The NLRB lacked a quorum before the president made the three appointments to the five-member board — the bill would effectively freeze all work the NLRB board had done in the last year.

The bill is not asking the appointees to return any money they have received so far. 

"We're asking the President to sit down with us and work on these issues," Johanns said. 

But, ultimately, the president will have to "decide what he wants to do."

The measure also would prevent the CFPB from receiving any more funds from the Federal Reserve to do anything that requires a director. The CFPB's funding structure, in which it receives funds from the Fed, has long been a sore spot for Republicans, who argue the agency should receive congressionally appropriated funds, giving lawmakers more control over the bureau. The CFPB does have the power to do some of its work even without a director, but other aspects of its mission, most notably its enforcement of consumer protection laws for nonbank financial institutions, require a director.

The two agencies could not continue their work until they have Senate-confirmed officials in place.

"American democracy was born out of a rejection of the monarchies of Western Europe, anchored by limited government and separation of powers," said Cornyn. "We refuse to stand by as this President arrogantly casts aside our Constitution and defies the will of the American people under the guise of defending them.”

The White House has said it strongly disagrees with the court ruling, but has not said yet if it plans to appeal it. The administration has also argued the ruling does nothing to disrupt the NLRB's work.

The CFPB is facing a separate legal challenge. The president re-nominated Cordray for the position earlier this month, but there are no indications Republicans are any more willing to consider the pick now than they were when they blocked his nomination over a year ago.
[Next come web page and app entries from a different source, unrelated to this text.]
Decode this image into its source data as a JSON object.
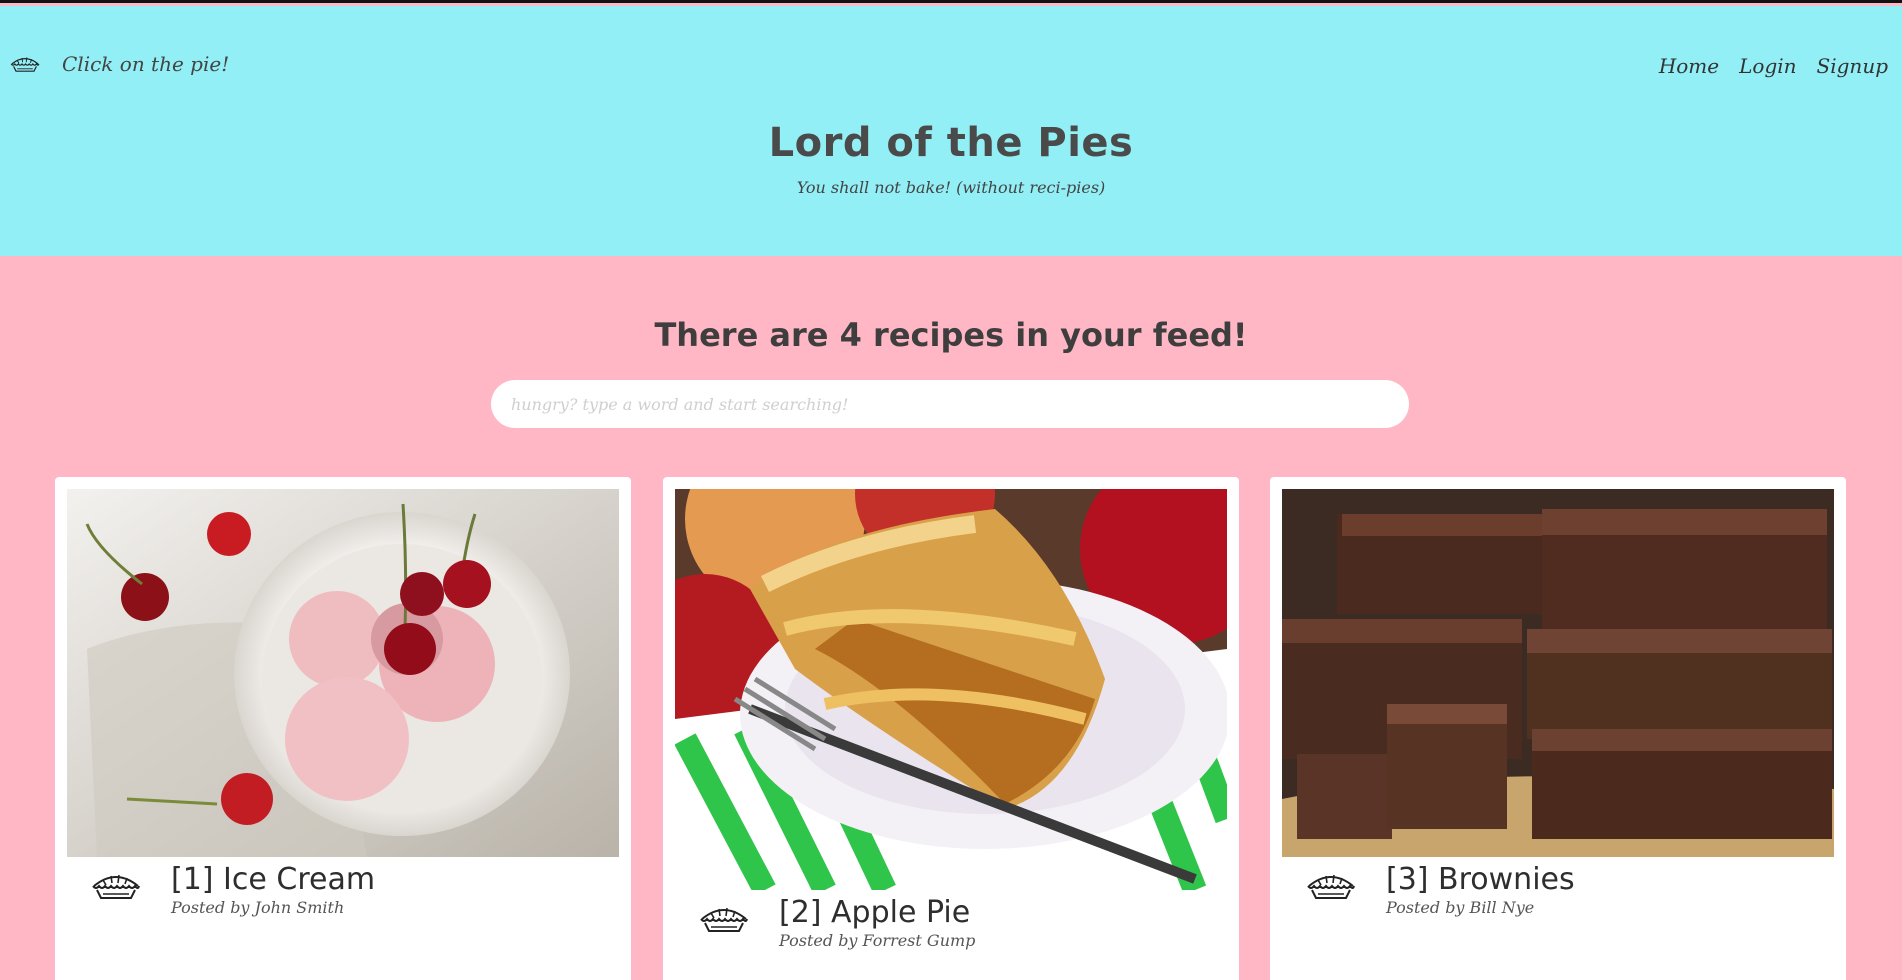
{
  "header": {
    "brand_label": "Click on the pie!",
    "nav": [
      {
        "label": "Home"
      },
      {
        "label": "Login"
      },
      {
        "label": "Signup"
      }
    ],
    "title": "Lord of the Pies",
    "subtitle": "You shall not bake! (without reci-pies)"
  },
  "feed": {
    "heading": "There are 4 recipes in your feed!",
    "search_placeholder": "hungry? type a word and start searching!",
    "recipes": [
      {
        "title": "[1] Ice Cream",
        "author": "Posted by John Smith"
      },
      {
        "title": "[2] Apple Pie",
        "author": "Posted by Forrest Gump"
      },
      {
        "title": "[3] Brownies",
        "author": "Posted by Bill Nye"
      }
    ]
  },
  "icons": {
    "brand": "pie-icon",
    "card": "pie-icon"
  },
  "colors": {
    "header_bg": "#93eff6",
    "page_bg": "#ffb7c5",
    "card_bg": "#ffffff"
  }
}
Alexander said his problem isn't with Cordray but, instead, with the agency's "lack of accountability."

—This story was updated at 3:30 p.m.